Your output should be the entries below, exact in every detail.

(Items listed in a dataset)

=== Section Start ===

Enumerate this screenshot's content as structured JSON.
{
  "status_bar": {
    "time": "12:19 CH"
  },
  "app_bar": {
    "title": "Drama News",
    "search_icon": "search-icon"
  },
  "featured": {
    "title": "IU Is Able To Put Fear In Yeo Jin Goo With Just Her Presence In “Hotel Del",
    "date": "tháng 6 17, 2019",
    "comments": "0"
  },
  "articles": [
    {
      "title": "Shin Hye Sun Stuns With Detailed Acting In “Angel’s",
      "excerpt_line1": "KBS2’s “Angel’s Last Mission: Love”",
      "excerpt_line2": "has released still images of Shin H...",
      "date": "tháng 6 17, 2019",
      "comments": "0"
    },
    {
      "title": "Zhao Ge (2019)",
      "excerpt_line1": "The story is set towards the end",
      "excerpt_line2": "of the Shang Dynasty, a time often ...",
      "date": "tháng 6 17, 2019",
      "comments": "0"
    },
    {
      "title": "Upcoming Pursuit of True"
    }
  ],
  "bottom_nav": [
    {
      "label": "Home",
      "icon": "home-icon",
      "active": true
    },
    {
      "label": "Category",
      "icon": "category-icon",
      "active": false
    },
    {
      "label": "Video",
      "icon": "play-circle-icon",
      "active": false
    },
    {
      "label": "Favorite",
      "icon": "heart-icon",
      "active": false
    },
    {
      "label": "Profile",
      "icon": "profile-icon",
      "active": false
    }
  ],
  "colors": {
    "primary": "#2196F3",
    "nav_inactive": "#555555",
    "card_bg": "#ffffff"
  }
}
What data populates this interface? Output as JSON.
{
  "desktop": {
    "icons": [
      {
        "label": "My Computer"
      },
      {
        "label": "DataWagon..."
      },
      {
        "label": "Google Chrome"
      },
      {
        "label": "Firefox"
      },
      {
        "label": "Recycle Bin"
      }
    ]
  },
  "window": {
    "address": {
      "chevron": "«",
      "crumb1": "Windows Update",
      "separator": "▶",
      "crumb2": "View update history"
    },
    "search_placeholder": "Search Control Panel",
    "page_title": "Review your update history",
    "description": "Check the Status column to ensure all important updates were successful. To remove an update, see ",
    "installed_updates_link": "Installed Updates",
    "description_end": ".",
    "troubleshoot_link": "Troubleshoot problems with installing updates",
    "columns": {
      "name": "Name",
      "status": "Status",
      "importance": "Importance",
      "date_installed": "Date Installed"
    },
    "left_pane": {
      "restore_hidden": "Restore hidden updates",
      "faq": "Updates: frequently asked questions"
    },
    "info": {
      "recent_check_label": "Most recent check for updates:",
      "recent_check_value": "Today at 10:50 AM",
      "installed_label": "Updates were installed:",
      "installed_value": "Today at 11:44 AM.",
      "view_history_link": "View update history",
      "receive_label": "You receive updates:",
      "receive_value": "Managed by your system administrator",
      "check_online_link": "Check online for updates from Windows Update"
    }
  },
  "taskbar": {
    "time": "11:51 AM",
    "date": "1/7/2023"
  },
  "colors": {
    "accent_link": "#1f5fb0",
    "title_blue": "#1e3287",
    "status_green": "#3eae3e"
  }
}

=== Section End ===

**Exercise result:**
Enumerate this screenshot's content as structured JSON.
{
  "status_bar": {
    "time": "12:19 CH"
  },
  "app_bar": {
    "title": "Drama News",
    "search_icon": "search-icon"
  },
  "featured": {
    "title": "IU Is Able To Put Fear In Yeo Jin Goo With Just Her Presence In “Hotel Del",
    "date": "tháng 6 17, 2019",
    "comments": "0"
  },
  "articles": [
    {
      "title": "Shin Hye Sun Stuns With Detailed Acting In “Angel’s",
      "excerpt_line1": "KBS2’s “Angel’s Last Mission: Love”",
      "excerpt_line2": "has released still images of Shin H...",
      "date": "tháng 6 17, 2019",
      "comments": "0"
    },
    {
      "title": "Zhao Ge (2019)",
      "excerpt_line1": "The story is set towards the end",
      "excerpt_line2": "of the Shang Dynasty, a time often ...",
      "date": "tháng 6 17, 2019",
      "comments": "0"
    },
    {
      "title": "Upcoming Pursuit of True"
    }
  ],
  "bottom_nav": [
    {
      "label": "Home",
      "icon": "home-icon",
      "active": true
    },
    {
      "label": "Category",
      "icon": "category-icon",
      "active": false
    },
    {
      "label": "Video",
      "icon": "play-circle-icon",
      "active": false
    },
    {
      "label": "Favorite",
      "icon": "heart-icon",
      "active": false
    },
    {
      "label": "Profile",
      "icon": "profile-icon",
      "active": false
    }
  ],
  "colors": {
    "primary": "#2196F3",
    "nav_inactive": "#555555",
    "card_bg": "#ffffff"
  }
}
What data populates this interface? Output as JSON.
{
  "desktop": {
    "icons": [
      {
        "label": "My Computer"
      },
      {
        "label": "DataWagon..."
      },
      {
        "label": "Google Chrome"
      },
      {
        "label": "Firefox"
      },
      {
        "label": "Recycle Bin"
      }
    ]
  },
  "window": {
    "address": {
      "chevron": "«",
      "crumb1": "Windows Update",
      "separator": "▶",
      "crumb2": "View update history"
    },
    "search_placeholder": "Search Control Panel",
    "page_title": "Review your update history",
    "description": "Check the Status column to ensure all important updates were successful. To remove an update, see ",
    "installed_updates_link": "Installed Updates",
    "description_end": ".",
    "troubleshoot_link": "Troubleshoot problems with installing updates",
    "columns": {
      "name": "Name",
      "status": "Status",
      "importance": "Importance",
      "date_installed": "Date Installed"
    },
    "left_pane": {
      "restore_hidden": "Restore hidden updates",
      "faq": "Updates: frequently asked questions"
    },
    "info": {
      "recent_check_label": "Most recent check for updates:",
      "recent_check_value": "Today at 10:50 AM",
      "installed_label": "Updates were installed:",
      "installed_value": "Today at 11:44 AM.",
      "view_history_link": "View update history",
      "receive_label": "You receive updates:",
      "receive_value": "Managed by your system administrator",
      "check_online_link": "Check online for updates from Windows Update"
    }
  },
  "taskbar": {
    "time": "11:51 AM",
    "date": "1/7/2023"
  },
  "colors": {
    "accent_link": "#1f5fb0",
    "title_blue": "#1e3287",
    "status_green": "#3eae3e"
  }
}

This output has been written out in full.